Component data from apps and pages
* * * * * * * * *
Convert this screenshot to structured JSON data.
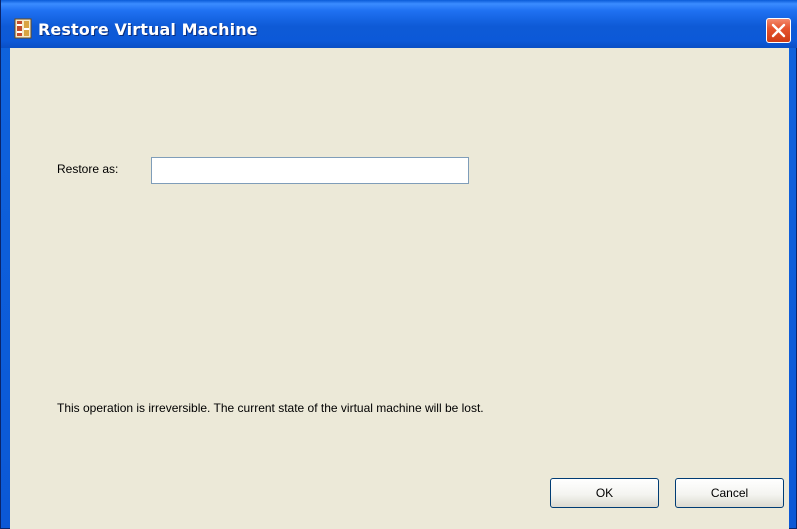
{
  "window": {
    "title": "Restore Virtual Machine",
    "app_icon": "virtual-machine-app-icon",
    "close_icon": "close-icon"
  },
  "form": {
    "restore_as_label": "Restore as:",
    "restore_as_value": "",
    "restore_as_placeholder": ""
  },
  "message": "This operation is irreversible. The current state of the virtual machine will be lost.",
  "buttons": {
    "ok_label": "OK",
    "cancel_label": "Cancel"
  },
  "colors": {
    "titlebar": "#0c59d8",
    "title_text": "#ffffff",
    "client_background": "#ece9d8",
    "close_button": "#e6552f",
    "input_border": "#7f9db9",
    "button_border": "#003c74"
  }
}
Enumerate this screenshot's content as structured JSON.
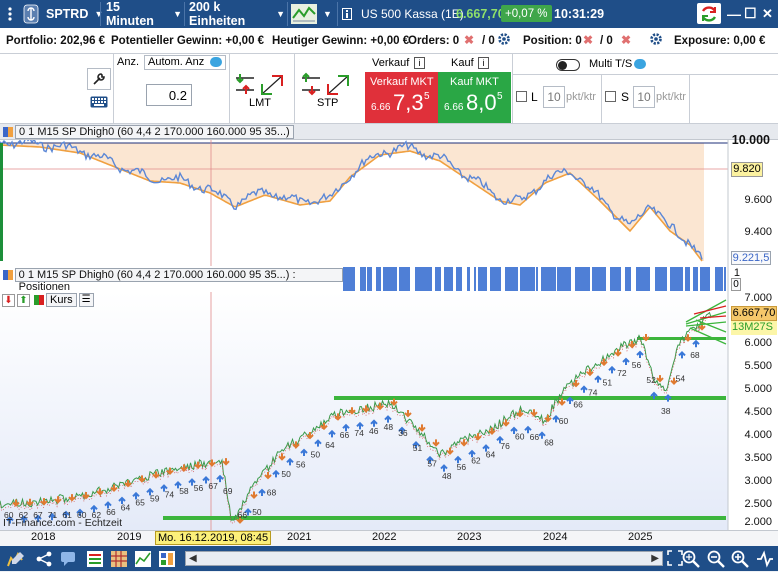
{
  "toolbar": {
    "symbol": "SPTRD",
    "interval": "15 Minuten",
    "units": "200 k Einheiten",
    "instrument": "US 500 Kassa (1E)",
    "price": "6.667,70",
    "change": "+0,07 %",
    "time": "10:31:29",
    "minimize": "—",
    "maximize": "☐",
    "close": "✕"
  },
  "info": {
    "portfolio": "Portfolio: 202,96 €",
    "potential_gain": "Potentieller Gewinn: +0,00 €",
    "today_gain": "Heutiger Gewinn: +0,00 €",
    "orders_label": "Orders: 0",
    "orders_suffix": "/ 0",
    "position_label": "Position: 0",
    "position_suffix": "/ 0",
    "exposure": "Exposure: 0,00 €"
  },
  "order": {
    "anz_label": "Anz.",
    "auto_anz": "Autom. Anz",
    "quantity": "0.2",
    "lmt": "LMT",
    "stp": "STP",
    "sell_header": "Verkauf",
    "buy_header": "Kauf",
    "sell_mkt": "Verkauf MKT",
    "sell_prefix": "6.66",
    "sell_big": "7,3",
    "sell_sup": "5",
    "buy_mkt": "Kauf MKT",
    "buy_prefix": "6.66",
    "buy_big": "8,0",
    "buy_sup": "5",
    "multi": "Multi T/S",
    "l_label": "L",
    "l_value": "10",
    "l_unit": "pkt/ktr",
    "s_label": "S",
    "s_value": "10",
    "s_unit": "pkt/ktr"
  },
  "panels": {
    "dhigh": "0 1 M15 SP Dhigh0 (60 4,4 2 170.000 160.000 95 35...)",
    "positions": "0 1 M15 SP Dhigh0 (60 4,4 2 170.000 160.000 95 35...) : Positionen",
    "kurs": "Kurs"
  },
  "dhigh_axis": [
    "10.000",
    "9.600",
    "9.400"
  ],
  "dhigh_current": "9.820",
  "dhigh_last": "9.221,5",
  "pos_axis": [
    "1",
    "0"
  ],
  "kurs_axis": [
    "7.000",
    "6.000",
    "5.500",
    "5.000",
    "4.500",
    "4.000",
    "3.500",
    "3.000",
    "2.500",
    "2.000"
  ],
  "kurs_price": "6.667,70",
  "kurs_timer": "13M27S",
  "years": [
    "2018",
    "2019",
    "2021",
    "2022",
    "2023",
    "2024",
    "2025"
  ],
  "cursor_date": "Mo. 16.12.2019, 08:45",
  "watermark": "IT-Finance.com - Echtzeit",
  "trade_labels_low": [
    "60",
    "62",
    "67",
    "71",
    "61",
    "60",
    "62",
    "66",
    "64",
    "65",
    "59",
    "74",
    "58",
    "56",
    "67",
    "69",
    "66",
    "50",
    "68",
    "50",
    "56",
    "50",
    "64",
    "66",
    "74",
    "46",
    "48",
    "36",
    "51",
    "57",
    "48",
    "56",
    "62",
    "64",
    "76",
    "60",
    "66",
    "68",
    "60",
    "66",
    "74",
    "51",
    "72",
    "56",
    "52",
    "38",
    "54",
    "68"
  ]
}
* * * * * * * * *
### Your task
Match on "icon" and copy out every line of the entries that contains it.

### Finished exercise
    "app_icon": "virtual-machine-app-icon",
    "close_icon": "close-icon"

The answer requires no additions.